» **Work request**
Where the string "this" occurs in a line of the entries below, copy that line.

» **Records provided**
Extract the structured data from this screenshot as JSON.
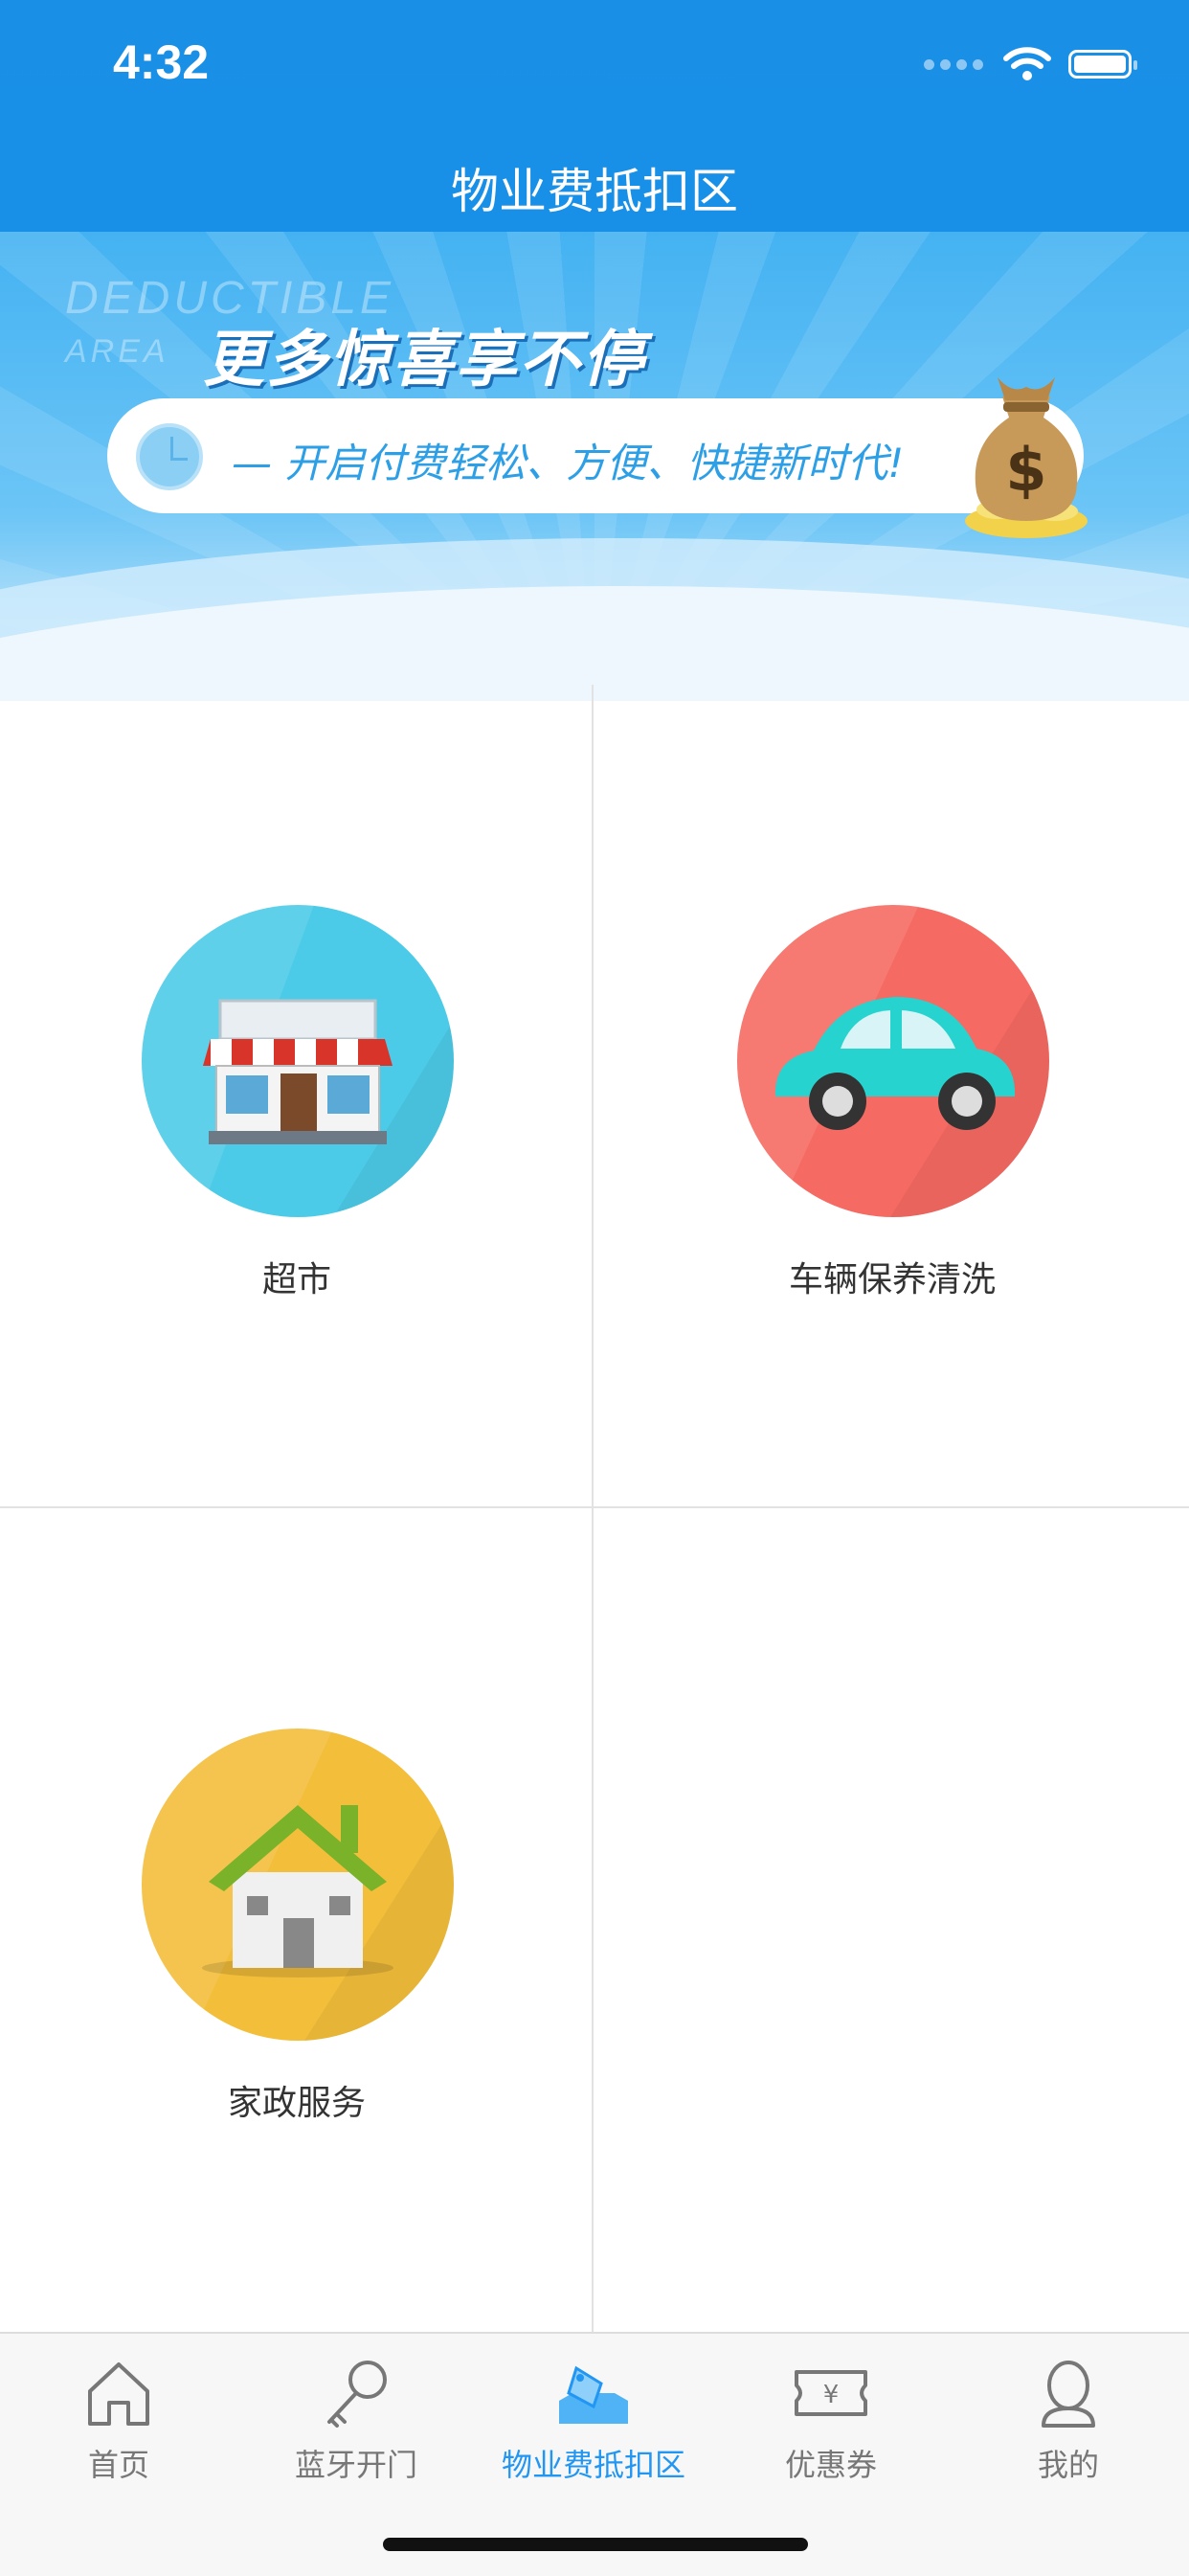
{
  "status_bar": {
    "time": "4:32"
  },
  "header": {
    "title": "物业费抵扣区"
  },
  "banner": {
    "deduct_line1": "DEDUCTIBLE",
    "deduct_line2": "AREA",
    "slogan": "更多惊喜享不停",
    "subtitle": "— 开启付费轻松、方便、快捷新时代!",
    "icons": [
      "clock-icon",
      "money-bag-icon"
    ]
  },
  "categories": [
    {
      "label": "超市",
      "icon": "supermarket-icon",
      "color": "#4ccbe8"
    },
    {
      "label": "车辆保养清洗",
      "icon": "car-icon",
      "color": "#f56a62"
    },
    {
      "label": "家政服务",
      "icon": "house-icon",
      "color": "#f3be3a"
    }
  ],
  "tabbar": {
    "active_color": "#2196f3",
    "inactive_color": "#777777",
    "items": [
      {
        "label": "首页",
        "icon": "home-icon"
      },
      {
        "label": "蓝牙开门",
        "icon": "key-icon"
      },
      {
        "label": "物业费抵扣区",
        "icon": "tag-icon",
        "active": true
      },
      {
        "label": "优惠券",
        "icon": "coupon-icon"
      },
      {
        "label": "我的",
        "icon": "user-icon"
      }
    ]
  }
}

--

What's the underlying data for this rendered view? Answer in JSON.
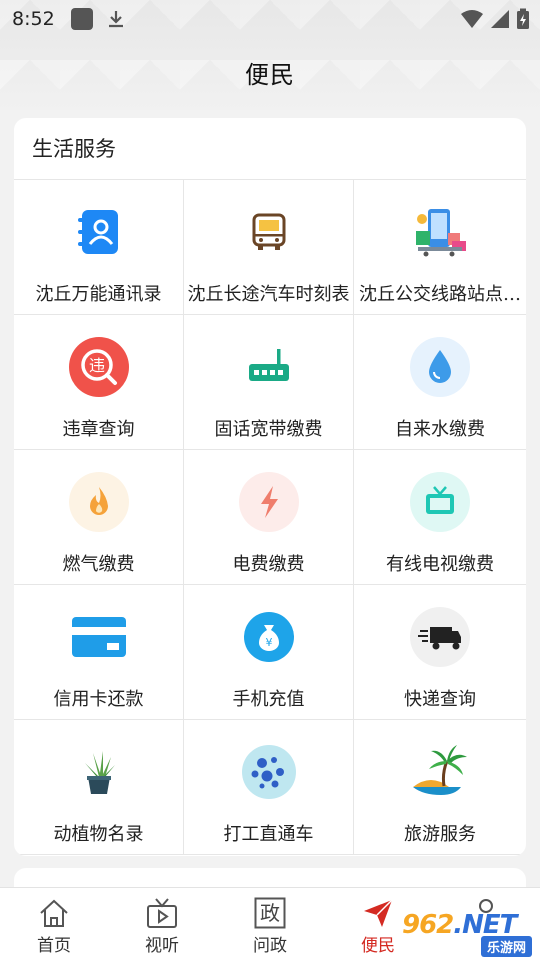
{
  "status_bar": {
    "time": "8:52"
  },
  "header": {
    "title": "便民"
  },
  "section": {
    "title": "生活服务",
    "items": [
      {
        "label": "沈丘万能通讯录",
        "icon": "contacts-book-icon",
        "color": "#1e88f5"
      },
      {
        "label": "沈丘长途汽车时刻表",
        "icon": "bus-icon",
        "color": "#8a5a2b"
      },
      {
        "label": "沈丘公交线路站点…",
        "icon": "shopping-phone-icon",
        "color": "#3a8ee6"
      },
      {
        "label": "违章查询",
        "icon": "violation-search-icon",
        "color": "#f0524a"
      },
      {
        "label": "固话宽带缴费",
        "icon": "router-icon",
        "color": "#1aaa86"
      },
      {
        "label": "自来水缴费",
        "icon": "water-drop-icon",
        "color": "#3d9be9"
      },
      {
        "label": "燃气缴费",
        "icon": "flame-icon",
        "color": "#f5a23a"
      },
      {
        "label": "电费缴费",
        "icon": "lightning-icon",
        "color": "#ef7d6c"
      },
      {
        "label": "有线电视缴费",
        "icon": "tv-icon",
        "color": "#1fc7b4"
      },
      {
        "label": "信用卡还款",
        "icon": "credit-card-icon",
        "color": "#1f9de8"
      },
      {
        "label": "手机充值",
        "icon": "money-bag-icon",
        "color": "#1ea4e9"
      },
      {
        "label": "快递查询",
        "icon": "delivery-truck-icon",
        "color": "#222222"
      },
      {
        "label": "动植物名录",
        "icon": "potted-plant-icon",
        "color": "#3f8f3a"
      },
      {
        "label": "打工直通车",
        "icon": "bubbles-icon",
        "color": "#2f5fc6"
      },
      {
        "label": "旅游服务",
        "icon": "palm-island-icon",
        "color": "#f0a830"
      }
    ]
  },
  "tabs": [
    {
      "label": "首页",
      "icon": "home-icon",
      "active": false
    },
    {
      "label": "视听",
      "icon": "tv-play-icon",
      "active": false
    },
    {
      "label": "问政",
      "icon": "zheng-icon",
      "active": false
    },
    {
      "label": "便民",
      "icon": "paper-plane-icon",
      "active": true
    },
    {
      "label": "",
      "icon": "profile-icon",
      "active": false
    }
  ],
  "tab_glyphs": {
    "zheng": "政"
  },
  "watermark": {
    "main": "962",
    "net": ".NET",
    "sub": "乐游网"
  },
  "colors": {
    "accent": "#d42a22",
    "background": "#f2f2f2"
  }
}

» **Your response**
Extract the structured data from this screenshot as JSON.
What's the underlying data for this rendered view? Answer in JSON.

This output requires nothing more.